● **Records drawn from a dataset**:
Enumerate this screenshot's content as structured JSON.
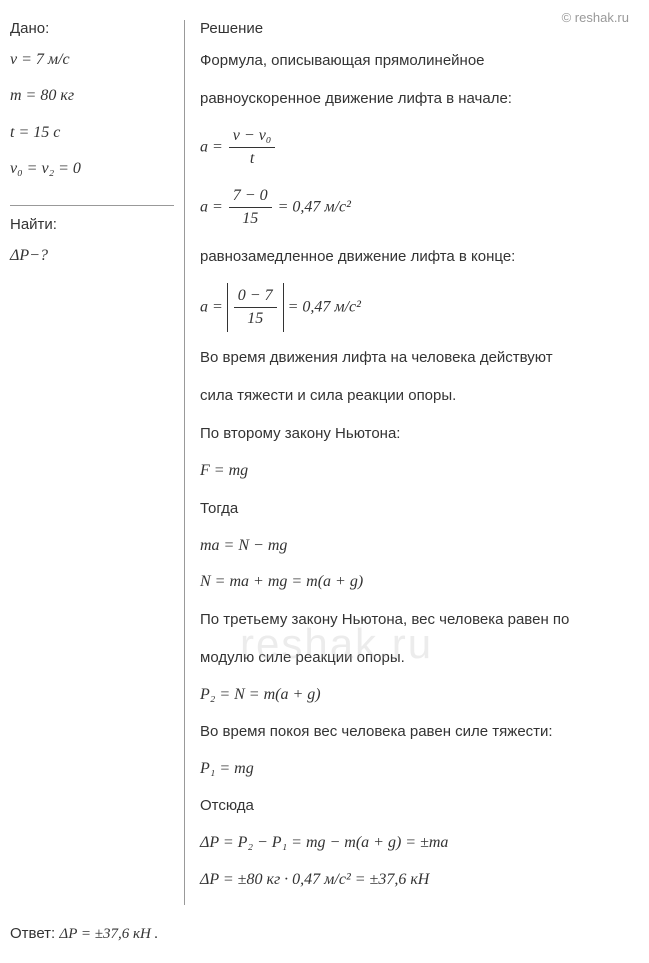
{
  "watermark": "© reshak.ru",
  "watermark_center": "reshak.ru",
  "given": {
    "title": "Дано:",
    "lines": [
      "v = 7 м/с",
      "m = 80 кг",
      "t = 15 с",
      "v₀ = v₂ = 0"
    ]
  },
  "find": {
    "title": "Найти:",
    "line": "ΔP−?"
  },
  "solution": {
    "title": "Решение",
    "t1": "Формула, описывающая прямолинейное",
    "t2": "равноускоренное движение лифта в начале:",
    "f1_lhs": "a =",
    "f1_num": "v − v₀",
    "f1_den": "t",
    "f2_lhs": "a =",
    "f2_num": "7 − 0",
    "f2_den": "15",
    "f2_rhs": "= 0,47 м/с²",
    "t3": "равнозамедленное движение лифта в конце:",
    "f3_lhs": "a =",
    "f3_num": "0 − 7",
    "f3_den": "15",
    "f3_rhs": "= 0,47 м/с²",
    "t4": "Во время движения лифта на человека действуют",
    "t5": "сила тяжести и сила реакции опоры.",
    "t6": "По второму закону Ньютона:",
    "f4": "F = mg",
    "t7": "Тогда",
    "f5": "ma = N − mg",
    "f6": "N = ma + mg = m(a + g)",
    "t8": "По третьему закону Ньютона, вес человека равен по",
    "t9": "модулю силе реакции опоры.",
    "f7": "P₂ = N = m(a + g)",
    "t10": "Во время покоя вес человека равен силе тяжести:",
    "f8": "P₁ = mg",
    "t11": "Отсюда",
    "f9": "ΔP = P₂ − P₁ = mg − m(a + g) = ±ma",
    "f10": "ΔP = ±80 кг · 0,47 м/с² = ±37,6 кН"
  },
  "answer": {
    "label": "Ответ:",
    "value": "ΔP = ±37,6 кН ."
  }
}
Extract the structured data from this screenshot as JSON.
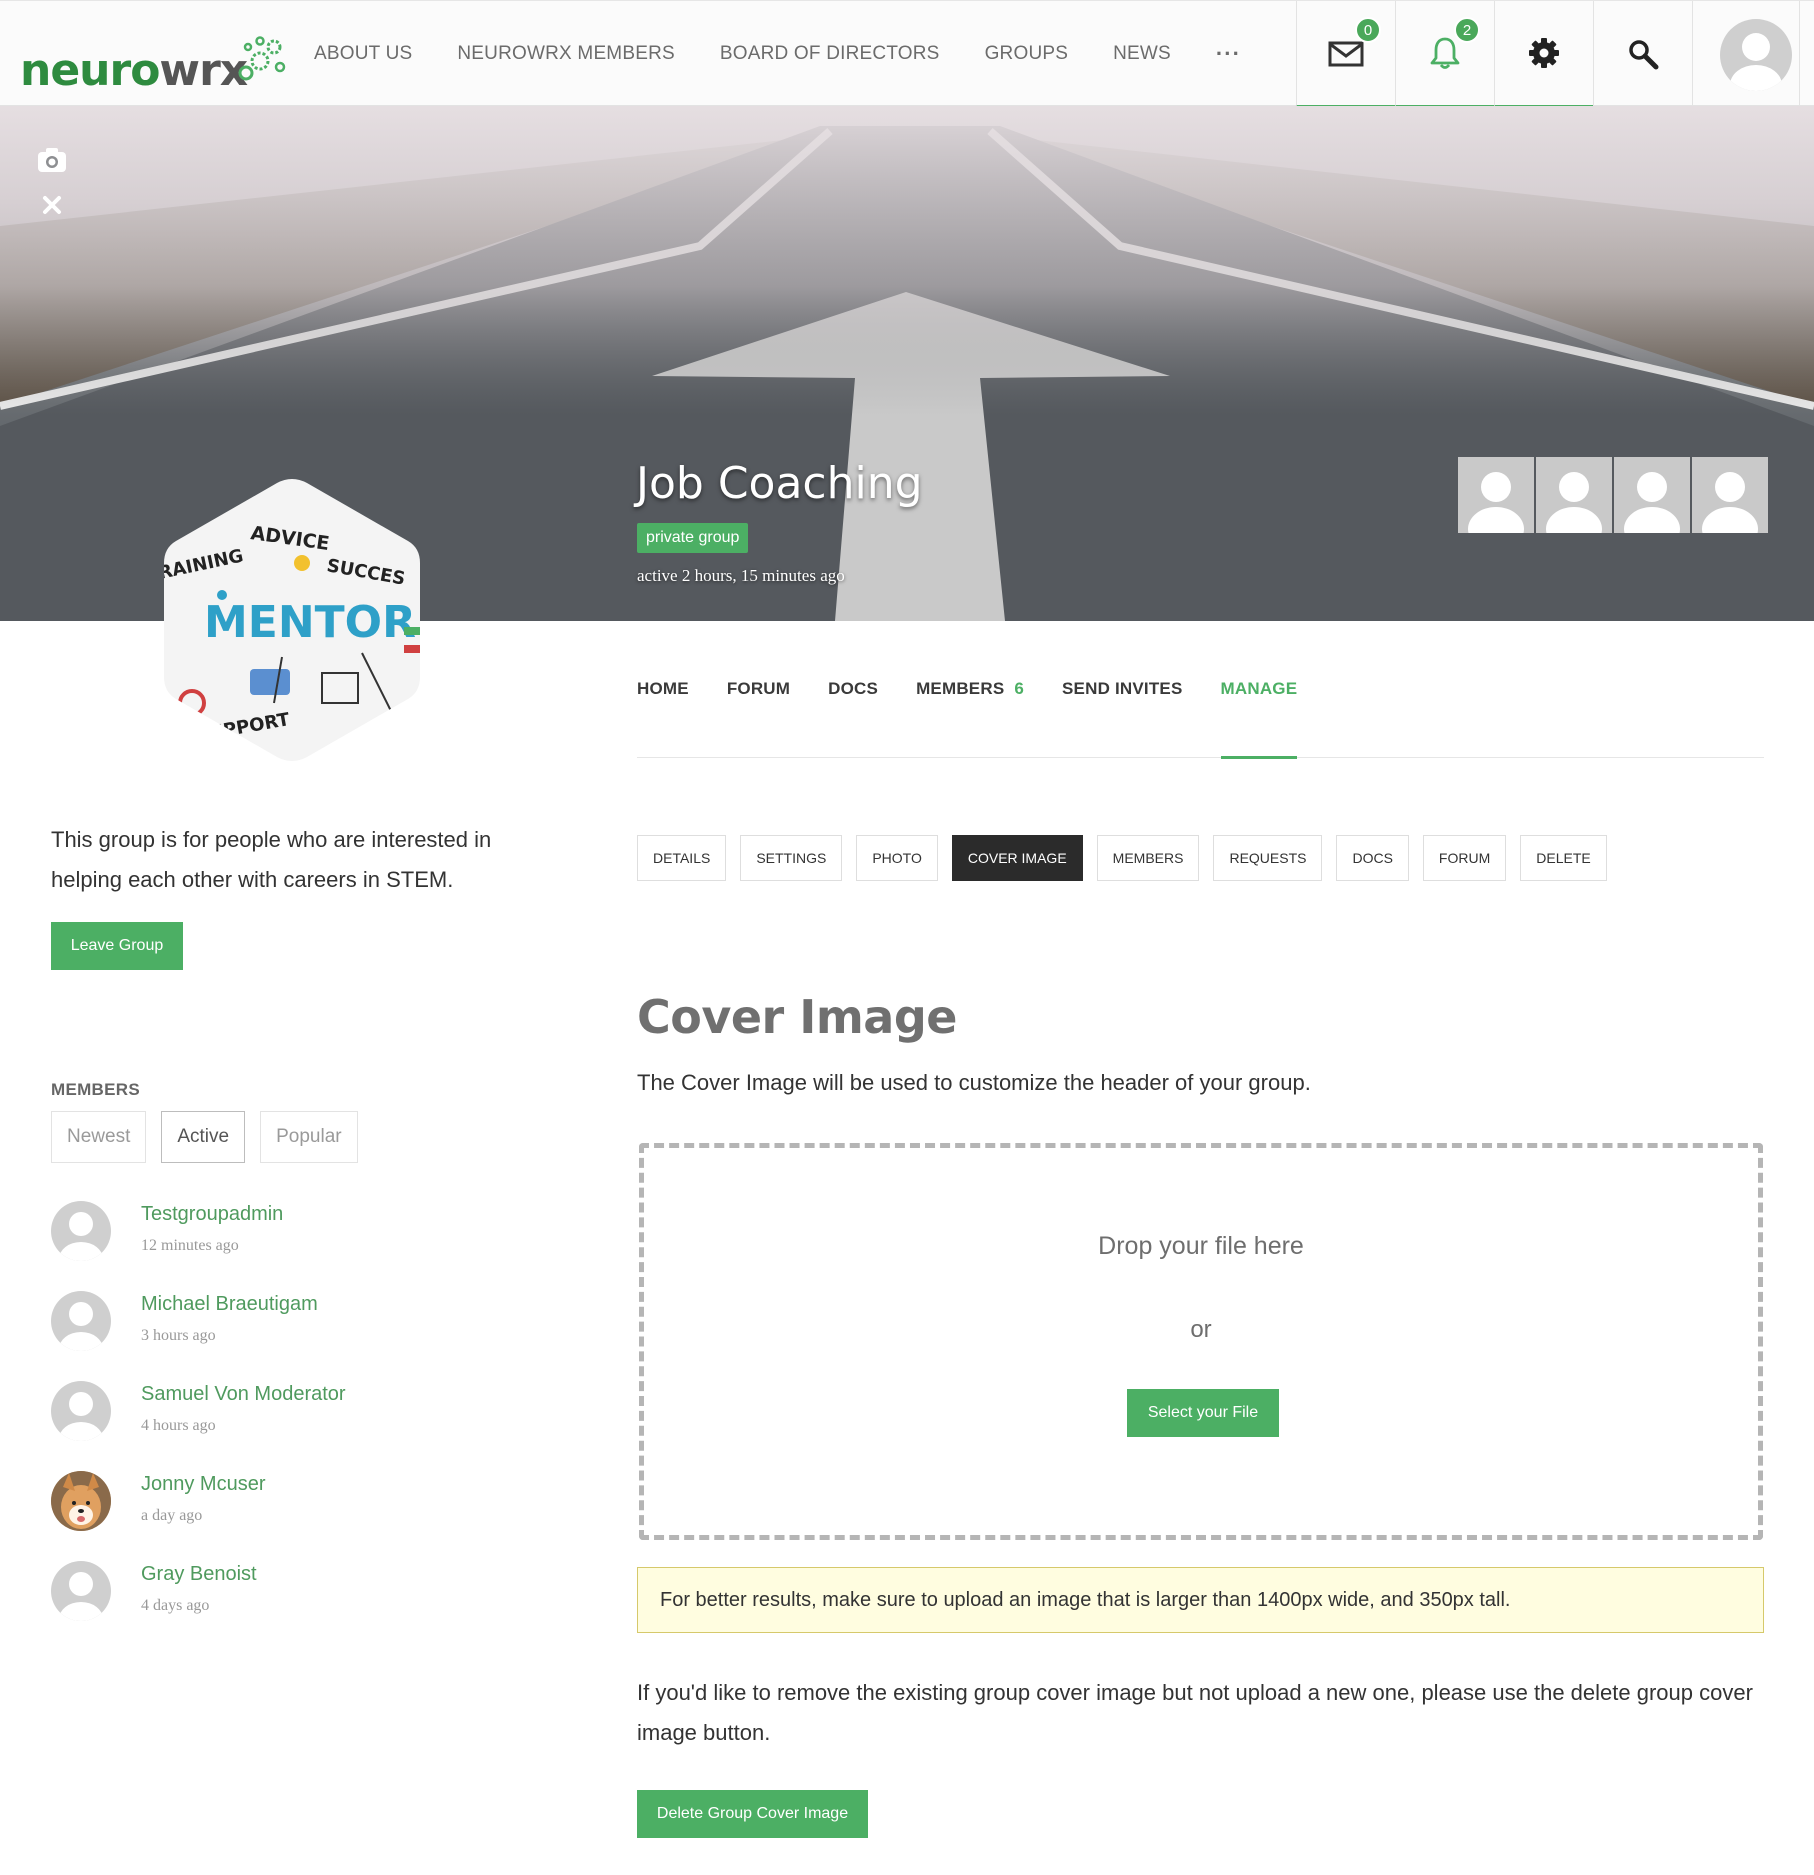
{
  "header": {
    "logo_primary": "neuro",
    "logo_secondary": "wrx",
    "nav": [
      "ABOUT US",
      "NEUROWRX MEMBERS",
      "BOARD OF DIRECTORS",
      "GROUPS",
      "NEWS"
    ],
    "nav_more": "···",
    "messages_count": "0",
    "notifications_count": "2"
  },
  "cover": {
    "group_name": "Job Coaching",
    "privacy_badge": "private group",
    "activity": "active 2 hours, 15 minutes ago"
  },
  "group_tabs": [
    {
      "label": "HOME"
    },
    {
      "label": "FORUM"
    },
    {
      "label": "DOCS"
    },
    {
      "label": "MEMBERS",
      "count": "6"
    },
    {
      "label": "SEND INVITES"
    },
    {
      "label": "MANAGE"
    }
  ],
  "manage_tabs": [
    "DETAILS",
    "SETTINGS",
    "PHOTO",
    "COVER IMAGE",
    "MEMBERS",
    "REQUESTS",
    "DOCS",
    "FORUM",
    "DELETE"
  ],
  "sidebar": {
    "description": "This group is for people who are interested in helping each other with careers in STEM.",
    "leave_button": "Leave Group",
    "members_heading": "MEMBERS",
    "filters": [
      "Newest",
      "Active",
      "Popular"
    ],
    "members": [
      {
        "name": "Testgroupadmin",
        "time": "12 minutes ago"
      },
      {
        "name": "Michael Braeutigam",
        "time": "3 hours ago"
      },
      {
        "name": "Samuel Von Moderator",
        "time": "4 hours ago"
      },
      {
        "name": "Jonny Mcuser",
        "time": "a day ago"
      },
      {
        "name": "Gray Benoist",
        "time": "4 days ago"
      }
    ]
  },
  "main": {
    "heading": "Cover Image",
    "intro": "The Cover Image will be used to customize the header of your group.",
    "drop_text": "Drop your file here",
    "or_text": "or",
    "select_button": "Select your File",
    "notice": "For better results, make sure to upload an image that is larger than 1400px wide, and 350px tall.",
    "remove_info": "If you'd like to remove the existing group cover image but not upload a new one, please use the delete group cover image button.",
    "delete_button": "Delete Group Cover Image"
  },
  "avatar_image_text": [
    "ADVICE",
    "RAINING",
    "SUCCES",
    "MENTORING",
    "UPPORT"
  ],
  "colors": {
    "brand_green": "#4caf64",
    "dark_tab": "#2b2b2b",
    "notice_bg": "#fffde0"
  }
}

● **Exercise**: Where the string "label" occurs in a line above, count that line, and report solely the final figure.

● **Answer box**: 7